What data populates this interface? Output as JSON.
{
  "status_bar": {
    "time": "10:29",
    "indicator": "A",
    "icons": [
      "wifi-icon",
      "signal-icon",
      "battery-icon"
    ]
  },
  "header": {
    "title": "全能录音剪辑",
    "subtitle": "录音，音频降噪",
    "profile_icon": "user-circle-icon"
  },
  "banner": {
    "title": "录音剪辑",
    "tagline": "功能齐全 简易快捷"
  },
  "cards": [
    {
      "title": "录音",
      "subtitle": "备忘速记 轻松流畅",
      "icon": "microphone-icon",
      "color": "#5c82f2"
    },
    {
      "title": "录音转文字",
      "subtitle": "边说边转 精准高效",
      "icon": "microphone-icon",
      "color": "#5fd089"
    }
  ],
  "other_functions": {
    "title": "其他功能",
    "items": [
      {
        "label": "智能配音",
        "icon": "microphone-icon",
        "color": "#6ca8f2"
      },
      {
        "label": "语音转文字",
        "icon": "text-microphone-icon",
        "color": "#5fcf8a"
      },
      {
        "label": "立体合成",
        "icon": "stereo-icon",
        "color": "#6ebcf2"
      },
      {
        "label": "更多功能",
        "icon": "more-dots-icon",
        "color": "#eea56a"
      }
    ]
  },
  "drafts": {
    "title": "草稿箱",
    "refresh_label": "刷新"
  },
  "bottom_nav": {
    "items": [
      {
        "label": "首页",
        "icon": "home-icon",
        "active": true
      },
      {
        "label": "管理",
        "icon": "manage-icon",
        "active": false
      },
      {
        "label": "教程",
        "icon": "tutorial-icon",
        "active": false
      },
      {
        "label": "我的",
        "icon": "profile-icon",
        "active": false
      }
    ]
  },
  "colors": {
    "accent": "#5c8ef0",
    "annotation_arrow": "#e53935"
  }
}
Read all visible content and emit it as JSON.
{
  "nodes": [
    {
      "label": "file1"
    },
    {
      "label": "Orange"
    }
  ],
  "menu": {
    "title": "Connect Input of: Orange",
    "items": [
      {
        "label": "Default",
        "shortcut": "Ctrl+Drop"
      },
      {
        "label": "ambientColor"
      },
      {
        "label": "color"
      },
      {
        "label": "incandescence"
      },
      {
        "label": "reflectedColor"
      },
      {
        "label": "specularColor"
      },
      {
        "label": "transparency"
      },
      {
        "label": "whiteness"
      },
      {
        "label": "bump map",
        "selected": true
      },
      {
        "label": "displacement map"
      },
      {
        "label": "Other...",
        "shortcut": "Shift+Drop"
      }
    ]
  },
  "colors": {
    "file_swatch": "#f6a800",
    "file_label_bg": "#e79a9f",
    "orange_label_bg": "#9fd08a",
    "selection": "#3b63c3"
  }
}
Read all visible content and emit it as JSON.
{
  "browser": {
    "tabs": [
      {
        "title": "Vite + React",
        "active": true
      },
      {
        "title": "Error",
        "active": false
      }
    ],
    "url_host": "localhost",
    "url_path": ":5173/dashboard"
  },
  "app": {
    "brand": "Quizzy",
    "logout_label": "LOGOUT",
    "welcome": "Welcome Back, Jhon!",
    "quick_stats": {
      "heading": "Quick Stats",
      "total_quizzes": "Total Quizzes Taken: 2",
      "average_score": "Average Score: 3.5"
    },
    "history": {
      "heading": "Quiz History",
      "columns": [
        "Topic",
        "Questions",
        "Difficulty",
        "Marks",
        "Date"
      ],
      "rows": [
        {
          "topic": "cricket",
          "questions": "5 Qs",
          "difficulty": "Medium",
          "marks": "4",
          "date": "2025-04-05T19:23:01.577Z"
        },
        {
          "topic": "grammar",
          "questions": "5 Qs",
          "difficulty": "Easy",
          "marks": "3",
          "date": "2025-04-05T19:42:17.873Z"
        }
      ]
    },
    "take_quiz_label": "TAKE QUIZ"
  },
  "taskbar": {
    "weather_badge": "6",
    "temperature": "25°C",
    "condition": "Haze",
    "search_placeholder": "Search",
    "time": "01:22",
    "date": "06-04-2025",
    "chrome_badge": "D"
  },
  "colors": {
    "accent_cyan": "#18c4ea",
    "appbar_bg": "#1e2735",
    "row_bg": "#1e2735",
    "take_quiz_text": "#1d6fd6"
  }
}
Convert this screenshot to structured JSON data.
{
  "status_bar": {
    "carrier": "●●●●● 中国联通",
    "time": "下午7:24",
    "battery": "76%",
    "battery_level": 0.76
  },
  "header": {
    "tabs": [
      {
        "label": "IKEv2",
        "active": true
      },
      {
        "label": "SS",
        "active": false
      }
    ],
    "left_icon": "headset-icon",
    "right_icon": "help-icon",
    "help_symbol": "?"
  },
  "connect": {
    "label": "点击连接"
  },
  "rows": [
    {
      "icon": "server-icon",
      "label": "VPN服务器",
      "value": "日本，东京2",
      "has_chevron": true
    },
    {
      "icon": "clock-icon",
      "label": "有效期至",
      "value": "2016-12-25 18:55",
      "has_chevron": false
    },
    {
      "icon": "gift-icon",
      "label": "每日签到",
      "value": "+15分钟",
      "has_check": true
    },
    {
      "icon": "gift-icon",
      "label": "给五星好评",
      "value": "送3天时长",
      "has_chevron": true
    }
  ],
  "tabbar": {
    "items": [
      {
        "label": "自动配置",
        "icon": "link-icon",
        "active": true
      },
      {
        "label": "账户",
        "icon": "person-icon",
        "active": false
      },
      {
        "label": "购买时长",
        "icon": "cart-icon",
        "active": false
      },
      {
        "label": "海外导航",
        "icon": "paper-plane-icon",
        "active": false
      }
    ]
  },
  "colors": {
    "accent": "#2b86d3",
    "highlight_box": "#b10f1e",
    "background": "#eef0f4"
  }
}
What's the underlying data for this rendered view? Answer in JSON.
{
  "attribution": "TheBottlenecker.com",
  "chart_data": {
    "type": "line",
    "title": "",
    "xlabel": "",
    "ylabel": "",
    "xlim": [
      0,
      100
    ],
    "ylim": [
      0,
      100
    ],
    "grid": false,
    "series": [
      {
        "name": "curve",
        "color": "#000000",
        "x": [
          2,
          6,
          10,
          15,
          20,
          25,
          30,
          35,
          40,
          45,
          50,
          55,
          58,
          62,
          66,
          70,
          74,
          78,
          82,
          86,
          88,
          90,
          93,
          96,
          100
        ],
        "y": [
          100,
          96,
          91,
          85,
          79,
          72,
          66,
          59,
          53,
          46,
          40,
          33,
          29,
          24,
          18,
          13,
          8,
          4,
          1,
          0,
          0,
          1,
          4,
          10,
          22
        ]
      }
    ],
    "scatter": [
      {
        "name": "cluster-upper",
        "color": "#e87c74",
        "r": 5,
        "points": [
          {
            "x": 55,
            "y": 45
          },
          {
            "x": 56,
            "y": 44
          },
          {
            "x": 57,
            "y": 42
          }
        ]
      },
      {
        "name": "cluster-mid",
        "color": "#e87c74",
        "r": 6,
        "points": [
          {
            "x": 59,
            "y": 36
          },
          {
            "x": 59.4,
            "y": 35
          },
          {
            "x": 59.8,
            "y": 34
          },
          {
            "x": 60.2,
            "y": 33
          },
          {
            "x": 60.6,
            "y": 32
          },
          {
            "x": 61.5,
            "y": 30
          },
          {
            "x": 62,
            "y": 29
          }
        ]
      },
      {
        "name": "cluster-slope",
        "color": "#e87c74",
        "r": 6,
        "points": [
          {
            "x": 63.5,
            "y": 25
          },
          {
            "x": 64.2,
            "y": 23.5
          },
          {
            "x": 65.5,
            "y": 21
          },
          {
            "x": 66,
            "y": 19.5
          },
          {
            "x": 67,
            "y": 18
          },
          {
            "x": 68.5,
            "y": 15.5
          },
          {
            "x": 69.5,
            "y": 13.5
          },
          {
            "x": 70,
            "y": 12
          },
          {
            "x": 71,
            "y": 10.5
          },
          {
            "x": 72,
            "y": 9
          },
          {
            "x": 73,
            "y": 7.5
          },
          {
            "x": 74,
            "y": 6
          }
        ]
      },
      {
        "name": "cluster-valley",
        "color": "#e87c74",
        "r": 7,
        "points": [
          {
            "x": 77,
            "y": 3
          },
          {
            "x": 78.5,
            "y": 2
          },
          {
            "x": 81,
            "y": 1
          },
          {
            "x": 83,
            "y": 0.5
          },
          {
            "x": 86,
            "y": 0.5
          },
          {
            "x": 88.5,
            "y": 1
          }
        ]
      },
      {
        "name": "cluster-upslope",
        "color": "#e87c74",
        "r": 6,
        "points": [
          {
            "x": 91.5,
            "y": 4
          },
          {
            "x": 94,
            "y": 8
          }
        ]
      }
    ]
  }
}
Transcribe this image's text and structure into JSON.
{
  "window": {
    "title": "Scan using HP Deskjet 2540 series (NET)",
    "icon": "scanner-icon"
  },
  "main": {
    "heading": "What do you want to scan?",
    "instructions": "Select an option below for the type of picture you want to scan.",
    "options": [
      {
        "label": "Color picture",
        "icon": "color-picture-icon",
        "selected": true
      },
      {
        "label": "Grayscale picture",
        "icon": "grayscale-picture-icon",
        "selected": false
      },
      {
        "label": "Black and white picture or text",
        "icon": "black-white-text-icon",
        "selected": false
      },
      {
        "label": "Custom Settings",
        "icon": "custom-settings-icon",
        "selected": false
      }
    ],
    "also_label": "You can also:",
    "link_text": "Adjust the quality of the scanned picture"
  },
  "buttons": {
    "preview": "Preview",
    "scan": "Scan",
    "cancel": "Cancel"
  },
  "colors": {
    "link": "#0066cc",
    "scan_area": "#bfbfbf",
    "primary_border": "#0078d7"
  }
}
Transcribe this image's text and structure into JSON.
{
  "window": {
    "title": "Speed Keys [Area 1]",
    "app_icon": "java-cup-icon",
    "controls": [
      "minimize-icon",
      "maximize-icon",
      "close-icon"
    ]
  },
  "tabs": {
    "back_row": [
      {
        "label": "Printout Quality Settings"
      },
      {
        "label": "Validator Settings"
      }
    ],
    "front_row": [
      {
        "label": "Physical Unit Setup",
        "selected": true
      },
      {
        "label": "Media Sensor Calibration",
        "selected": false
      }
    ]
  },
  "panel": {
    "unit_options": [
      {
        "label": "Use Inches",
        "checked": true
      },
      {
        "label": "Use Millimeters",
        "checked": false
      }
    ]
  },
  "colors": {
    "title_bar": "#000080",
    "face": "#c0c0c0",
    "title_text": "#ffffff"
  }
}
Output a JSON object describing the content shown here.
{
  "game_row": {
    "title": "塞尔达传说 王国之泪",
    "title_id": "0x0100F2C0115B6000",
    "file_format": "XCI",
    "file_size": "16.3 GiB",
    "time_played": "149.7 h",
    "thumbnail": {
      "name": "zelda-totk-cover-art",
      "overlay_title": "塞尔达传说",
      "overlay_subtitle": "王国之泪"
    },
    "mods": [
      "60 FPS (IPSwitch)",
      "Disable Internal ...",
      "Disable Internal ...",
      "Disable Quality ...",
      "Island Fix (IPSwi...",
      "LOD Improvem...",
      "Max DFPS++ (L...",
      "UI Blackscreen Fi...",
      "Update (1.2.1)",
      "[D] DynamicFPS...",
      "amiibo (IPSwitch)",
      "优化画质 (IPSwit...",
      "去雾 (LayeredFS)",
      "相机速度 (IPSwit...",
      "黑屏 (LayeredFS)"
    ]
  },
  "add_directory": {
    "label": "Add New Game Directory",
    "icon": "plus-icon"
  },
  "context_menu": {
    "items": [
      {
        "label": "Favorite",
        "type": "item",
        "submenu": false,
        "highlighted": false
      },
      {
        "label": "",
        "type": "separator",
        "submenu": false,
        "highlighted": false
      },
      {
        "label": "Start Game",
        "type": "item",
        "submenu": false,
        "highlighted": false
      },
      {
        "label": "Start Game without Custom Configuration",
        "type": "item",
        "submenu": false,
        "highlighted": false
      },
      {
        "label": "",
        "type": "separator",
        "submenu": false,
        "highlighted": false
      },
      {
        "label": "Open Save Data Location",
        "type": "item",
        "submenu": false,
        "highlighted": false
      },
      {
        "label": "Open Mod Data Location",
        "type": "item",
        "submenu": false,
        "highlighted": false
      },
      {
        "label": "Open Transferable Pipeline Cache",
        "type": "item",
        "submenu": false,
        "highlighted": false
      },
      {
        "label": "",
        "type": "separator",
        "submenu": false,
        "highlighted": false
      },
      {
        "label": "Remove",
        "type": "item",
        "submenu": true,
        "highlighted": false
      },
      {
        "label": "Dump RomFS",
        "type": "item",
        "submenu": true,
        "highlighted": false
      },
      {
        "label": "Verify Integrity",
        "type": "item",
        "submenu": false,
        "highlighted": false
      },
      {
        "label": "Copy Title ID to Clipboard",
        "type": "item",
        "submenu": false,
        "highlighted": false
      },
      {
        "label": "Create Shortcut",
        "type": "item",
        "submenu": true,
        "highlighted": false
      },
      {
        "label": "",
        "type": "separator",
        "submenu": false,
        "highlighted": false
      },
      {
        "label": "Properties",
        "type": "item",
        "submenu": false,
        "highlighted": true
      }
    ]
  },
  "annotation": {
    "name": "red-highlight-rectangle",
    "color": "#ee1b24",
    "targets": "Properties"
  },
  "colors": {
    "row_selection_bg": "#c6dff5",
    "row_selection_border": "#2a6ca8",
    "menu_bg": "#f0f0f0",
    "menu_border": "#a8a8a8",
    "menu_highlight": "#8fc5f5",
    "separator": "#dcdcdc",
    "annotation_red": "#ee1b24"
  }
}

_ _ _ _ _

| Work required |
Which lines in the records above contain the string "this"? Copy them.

| Answer space |
What data populates this interface? Output as JSON.
Convert this screenshot to structured JSON data.
What's the underlying data for this rendered view? Answer in JSON.
Transcribe this image's text and structure into JSON.
Transcribe this image's text and structure into JSON.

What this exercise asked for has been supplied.